“Listened to exciting war news of ship sinking off Brazil,” Aunt Anna Leavenworth of Islip wrote on Friday.
Monday, October 6, in Eldred Lon went to the A&P and the Post Office. Monday evening the Yankees won the World Series.
Wednesday Rowlee fixed the church door and the steps on the stoop at Aida’s. Aida was at the A&P and Post Office on Thursday.
Saturday was the Methodist Church Picnic. The group stayed in the Church Hall and didn’t go to the lake as usual, because it was too windy.
Sunday, October 12, in Islip, Anna knitted afghans for the British Relief.
Monday morning in Eldred, Lon went to the Post Office. Robbie Bosch and the Myers’ boy who worked for them, took wood over to Lon’s in the afternoon. Lon made some cider.
Ella Leavenworth who lived on the west side of Eldred, bought 100 pounds of potatoes from the A&P on Monday.

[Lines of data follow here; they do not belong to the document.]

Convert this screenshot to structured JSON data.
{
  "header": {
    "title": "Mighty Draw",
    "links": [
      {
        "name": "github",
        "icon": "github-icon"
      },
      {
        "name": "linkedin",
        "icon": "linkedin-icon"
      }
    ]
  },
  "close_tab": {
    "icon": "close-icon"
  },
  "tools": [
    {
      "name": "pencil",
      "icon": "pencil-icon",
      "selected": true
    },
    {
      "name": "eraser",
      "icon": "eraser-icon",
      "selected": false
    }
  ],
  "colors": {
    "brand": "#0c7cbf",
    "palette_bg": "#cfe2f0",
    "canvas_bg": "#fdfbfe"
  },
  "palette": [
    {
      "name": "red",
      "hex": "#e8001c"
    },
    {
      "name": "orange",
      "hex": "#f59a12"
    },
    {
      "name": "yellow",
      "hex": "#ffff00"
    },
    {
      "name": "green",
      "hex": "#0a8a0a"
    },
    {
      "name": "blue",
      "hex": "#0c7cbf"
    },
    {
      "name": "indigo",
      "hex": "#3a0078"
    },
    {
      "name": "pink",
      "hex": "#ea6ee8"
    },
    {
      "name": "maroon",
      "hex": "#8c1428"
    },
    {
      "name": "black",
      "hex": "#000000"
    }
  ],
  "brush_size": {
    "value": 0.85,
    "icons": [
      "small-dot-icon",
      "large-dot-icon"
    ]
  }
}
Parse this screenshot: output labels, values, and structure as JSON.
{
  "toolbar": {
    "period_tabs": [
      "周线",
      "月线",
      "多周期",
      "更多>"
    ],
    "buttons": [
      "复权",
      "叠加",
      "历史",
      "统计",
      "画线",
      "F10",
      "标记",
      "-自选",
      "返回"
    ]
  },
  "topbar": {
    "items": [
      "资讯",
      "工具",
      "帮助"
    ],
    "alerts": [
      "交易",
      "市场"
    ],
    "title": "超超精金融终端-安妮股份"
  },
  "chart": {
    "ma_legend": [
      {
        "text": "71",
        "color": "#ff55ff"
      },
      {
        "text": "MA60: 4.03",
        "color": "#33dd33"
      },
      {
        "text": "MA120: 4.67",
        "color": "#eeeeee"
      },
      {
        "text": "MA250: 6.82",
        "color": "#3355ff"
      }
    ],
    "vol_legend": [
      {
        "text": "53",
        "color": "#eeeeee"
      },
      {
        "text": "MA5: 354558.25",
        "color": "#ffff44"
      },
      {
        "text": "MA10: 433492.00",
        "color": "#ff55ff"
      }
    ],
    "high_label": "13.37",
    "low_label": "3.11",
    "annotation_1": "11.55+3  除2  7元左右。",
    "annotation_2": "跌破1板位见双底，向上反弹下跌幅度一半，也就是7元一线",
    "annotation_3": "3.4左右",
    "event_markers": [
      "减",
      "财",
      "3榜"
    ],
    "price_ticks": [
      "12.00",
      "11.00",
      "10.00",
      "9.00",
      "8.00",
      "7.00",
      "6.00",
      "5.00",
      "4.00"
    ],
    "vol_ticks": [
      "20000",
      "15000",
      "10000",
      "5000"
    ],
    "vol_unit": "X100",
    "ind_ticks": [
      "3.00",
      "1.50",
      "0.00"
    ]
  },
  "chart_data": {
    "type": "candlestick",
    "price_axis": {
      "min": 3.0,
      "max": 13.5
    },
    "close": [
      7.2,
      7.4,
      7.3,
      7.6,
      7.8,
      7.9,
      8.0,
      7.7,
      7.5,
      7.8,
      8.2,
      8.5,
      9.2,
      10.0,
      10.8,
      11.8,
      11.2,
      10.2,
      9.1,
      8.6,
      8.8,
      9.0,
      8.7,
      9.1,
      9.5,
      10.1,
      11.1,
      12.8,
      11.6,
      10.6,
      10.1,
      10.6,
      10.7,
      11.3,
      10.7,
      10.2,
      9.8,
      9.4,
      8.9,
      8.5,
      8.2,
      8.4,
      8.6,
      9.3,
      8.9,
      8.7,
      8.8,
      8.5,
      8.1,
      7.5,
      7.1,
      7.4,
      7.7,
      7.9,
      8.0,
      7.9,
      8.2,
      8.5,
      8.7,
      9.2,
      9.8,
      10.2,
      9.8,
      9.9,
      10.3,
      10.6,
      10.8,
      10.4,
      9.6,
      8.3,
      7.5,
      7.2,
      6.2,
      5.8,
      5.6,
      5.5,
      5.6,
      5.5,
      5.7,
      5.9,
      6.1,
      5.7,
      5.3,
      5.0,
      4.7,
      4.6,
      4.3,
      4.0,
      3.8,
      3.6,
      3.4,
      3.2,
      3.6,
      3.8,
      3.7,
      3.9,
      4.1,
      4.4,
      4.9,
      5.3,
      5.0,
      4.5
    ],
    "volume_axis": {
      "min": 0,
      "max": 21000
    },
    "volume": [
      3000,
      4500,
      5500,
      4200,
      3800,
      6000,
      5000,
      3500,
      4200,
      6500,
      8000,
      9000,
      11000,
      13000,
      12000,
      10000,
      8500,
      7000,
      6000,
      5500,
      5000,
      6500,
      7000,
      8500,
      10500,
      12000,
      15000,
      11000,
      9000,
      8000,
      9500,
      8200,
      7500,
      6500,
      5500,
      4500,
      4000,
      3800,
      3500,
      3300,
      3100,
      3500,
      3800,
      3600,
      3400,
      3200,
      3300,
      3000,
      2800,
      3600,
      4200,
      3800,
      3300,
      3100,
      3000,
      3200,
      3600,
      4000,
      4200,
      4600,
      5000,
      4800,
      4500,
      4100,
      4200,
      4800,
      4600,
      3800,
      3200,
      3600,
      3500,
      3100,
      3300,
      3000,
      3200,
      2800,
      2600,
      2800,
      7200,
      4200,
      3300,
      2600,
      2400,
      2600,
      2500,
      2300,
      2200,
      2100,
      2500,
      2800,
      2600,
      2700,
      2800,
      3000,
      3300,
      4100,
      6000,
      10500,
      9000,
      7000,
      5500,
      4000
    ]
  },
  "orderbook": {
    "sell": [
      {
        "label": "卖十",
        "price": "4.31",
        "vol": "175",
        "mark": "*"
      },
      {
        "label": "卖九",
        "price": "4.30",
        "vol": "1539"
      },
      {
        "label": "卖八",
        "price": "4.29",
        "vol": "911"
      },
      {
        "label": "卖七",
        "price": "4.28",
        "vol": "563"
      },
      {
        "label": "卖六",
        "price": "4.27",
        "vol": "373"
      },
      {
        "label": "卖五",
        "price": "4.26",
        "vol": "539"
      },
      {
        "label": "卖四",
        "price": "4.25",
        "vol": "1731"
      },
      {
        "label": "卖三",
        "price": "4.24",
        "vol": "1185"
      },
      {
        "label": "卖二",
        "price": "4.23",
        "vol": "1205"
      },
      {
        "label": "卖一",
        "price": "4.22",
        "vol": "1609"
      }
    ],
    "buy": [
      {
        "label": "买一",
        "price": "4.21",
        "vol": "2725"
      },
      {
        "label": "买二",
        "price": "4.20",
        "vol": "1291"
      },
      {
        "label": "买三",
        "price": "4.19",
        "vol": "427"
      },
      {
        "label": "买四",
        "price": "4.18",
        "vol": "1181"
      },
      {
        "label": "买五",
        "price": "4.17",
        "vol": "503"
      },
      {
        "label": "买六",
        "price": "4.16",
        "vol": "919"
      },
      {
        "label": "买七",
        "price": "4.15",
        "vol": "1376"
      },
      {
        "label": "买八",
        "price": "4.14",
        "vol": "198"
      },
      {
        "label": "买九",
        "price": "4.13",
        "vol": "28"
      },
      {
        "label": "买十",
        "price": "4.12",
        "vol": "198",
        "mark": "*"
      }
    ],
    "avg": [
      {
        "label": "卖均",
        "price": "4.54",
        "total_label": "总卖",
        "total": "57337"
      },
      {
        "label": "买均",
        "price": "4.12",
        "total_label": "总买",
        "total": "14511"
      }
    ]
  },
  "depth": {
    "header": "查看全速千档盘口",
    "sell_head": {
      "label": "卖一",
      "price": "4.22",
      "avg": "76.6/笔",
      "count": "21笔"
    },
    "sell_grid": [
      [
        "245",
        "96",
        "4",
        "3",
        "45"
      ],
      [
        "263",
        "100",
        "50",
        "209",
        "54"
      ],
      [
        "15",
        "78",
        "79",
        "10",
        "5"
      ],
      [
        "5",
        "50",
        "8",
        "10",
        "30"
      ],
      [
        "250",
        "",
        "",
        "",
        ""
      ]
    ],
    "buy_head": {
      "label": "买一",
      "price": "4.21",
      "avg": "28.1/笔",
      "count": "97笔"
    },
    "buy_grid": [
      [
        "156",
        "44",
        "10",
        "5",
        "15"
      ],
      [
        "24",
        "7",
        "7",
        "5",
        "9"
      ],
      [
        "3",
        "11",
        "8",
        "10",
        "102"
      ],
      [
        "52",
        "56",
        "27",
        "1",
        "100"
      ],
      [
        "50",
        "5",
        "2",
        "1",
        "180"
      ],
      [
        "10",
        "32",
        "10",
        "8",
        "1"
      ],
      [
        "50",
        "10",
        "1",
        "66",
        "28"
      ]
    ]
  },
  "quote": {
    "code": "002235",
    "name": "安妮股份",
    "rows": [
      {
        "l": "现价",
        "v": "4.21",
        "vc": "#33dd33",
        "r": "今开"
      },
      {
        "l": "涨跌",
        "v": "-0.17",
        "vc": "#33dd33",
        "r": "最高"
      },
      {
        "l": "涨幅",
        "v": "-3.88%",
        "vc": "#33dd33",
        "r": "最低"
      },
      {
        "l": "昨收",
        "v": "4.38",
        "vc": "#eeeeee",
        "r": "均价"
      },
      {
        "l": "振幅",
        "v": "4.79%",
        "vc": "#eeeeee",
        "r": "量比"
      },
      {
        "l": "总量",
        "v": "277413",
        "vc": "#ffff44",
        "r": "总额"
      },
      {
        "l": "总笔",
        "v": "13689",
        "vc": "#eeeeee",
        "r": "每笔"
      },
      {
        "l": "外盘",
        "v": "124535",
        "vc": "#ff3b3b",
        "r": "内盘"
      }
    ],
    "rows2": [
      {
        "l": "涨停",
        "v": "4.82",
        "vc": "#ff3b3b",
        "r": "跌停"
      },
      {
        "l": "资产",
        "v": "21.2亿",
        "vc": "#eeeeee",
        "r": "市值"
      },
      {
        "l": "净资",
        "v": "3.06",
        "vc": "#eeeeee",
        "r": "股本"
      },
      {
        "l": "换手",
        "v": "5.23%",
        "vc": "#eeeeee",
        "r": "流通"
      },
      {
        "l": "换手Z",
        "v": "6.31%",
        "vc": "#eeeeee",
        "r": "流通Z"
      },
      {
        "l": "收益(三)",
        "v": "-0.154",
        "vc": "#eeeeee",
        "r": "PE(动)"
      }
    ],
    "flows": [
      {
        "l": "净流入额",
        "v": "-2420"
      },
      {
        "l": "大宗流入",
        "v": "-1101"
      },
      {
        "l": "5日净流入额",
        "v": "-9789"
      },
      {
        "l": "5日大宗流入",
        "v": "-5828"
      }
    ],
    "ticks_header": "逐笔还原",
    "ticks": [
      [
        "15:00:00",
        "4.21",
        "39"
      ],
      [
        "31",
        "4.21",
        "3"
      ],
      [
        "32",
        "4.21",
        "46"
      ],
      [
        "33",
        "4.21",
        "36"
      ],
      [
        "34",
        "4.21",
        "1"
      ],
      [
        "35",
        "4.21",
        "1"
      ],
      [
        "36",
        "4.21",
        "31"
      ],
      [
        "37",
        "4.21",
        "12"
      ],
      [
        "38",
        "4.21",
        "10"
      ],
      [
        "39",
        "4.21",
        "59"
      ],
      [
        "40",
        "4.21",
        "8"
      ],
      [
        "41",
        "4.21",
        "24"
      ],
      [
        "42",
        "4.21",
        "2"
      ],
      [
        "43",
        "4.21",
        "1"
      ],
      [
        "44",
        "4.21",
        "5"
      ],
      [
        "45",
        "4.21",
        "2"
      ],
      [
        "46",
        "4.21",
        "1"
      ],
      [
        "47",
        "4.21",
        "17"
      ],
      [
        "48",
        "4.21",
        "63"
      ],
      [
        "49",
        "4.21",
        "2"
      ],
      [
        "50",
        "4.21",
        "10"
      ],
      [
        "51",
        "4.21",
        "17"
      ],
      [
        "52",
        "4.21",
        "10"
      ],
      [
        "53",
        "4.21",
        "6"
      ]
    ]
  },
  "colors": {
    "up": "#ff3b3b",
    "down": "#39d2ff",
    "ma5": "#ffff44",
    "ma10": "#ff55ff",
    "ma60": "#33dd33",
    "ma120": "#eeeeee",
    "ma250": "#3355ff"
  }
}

Tuesday when Aida got back from the A&P, she helped Lon finish carrying in his wood. Lon made some more cider. Continue reading →
Monday, September 1, was Labor Day. Art was at the old Austin farm for quite a while in the morning.
Tuesday morning Aida was once again at the A&P. In the afternoon her niece Lillie stopped by for a few minutes. On the west side of Eldred, Garfield continued working on the porch floor he had started.
Wednesday Arthur was on his way home from work when he saw his uncle Lon who had just bought some ice cream at one of the grocery stores. Art drove his uncle home. Then the two of them went to Aida’s, and all three (like true Austins) ate the ice cream.
Arthur and Aida talked a few minutes about an Algebra problem, then he went on home to Alfred and Bessie Hill’s where he boarded, or soon would.
Thursday noon Aida was at the A&P. Lon asked his nephew Bill (who hadn’t gone to work because it was so rainy) to give him a ride to Yulan.
Saturday morning in Eldred, Aida stopped at Lizzie Wilson’s on her way to the A&P. One of the boarders from the Rothman House accompanied Aida on her way home.
Sunday, September 7, Dr. Austin and Herman Bosch were in to see Aida after Lon went to church.
Monday Lon ate dinner at the County House with a minister’s organization. When he got back, Arthur drove him to his brother Bill’s and then back home.
It was terribly warm on Wednesday. Hopefully the butter Lon bought (along with some bread) at the A&P, did not melt on his way home. Continue reading →